Ryan Pollin, ERS, for Zondits. April 26, 2016. Image credit: klassensprecher930
The Constitution Pipeline
On Earth Day, New York Governor Andrew Cuomo’s Department of Environmental Conservation (DEC) denied key water-quality permits to the Constitution Pipeline. The pipeline would bring gas from hydrofracking fields of Pennsylvania to the Central Hudson region, where it links up with existing New York gas lines. Cuomo, who permanently banned fracking in New York last June, seems to recognize that the state will do better to meet its goals of an 80% greenhouse gas (GHG) reduction by 2050 without increased investment in fossil fuel infrastructure.
[bctt tweet=”On Earth Day, @NYGovCuomo’s @NYSDEC denied key water-quality permits to the Constitution Pipeline.” username=”ZonditsEE”]
The NY DEC invoked the Clean Water Act, stating that the pipeline would cause damage to water supplies and wetlands that serve residents all along the pipeline. This comes only a month after the Federal Energy Regulation Commission approved the use of eminent domain and clearcutting of 20 miles of right-of-way on the Pennsylvania side of the pipeline. That decision looks a bit premature now, since New York will not allow construction of the pipeline. Seven activists were arrested outside FERC as they were protesting that decision, including the owners of the now-dispossessed maple farm and Josh Fox, the filmmaker behind the fracking exposé Gasland.
Read more about the Constitution Pipeline developments here.
Northeast Energy Direct Pipeline
Earlier that week, gas giant Kinder Morgan finally gave up on the $3.3 billion Northeast Energy Direct pipeline network that would have brought new gas pipelines through New York, New Hampshire, and Massachusetts. The Texas corporation cited trouble lining up long-term contracts for the gas as their primary reason for bowing out. According to the New York Mercantile Exchange (NYMEX), the famously volatile natural gas commodity price is now worth less than one-sixth of its recent peak in 2008. It should not be understated that there has been significant community opposition to the pipeline. Many towns, grass-roots opposition organizations, established environmental non-profits, and established politicians have been organizing, rallying, marching, appealing , and pleading against the project in recent years.
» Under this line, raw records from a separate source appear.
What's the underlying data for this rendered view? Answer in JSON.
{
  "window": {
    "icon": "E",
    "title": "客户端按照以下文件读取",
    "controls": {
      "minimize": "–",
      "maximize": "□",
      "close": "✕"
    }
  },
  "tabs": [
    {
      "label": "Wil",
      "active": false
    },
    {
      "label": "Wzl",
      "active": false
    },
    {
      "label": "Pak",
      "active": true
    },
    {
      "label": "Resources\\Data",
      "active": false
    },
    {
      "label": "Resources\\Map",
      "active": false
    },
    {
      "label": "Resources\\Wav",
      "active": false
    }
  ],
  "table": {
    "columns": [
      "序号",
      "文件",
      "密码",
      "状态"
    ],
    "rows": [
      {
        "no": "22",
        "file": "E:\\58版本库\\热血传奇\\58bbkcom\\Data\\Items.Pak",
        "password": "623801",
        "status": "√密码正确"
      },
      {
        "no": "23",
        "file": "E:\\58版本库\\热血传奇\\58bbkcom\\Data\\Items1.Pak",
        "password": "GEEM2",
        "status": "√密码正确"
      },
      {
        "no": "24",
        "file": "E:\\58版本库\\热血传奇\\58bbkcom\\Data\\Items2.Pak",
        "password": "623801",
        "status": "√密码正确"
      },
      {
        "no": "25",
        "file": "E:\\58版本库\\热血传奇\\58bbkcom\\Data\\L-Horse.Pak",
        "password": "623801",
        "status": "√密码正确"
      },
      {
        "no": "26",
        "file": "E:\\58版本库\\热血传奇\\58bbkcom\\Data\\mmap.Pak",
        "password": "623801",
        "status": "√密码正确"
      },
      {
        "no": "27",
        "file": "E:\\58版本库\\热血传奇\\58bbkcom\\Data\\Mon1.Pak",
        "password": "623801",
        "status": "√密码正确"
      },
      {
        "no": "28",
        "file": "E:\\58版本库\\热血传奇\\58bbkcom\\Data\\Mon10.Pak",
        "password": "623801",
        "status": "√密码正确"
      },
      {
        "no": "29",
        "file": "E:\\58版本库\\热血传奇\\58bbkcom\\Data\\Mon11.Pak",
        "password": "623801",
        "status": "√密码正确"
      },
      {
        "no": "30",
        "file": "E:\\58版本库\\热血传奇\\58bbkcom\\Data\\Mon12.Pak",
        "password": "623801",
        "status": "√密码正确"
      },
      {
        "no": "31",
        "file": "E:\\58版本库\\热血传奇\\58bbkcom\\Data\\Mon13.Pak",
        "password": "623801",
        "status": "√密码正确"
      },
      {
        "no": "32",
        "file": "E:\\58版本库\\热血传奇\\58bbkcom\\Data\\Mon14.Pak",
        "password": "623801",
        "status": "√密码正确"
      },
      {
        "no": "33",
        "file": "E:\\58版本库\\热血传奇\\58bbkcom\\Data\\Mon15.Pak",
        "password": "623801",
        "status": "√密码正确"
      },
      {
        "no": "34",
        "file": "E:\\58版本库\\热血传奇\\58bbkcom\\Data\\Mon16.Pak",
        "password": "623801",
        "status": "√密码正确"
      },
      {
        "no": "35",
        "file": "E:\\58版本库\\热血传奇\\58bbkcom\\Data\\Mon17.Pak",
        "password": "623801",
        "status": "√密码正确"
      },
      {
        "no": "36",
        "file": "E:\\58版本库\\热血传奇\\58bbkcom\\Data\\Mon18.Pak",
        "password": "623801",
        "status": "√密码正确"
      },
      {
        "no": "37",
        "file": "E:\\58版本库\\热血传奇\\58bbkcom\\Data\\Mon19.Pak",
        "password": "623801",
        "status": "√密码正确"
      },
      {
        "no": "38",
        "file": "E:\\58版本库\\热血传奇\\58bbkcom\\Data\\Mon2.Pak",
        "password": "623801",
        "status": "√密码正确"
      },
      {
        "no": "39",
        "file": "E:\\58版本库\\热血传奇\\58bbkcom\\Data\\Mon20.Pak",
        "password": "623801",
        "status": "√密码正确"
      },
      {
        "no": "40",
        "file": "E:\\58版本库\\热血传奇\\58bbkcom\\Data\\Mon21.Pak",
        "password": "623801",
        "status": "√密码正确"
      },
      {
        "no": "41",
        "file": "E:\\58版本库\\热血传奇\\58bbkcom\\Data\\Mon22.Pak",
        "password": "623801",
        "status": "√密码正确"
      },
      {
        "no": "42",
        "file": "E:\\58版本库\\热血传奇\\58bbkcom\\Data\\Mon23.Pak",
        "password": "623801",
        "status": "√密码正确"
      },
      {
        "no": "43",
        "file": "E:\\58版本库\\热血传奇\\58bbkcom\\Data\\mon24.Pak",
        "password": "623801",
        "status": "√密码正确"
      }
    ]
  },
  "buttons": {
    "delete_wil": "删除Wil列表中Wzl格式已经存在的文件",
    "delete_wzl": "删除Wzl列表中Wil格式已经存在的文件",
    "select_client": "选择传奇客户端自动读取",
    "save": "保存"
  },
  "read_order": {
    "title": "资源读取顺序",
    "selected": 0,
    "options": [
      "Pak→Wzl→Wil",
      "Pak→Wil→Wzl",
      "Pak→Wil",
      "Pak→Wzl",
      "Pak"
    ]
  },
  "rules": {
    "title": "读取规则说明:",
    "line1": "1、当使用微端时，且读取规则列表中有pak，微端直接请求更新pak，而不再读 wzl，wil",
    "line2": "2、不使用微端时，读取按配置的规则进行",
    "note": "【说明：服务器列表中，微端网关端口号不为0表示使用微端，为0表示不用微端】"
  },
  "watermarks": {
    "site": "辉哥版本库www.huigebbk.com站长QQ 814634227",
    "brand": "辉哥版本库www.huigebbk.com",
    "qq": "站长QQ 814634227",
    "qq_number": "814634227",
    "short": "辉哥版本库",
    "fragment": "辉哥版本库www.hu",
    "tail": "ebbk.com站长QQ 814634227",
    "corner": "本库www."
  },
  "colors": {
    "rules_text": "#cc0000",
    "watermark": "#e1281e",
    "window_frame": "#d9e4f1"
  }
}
Massachusetts Governor Charlie Baker had been an outspoken proponent of the pipeline and stood behind it as a key tenant of the state energy bill currently working its way through state legislature. It was his proposal to, for the first time in history, rate-base the cost of construction for this gas pipeline on Massachusetts electricity customers.
came after a scare over gas capacity during the worst winter days and growing demand in the metro area. Numerous reports have been produced investigating the issue, but the final word seems to be that the state does not need more gas capacity, meaning additional capacity would simply be exported overseas for profit through GDF Suez’ Everett, MA, export terminal.
[bctt tweet=”The final word is MA does not need more gas capacity, meaning add’l capacity would be exported.” username=”ZonditsEE”]
Now, let’s think about this: The gas comes from Pennsylvania and flows to export terminals to be burned overseas, feeding profits directly to the largest energy infrastructure company in the country, and the pipeline would have been funded by electricity rate-payers of Massachusetts? Well, Kinder Morgan, if it sounded too good to be true, then it probably was.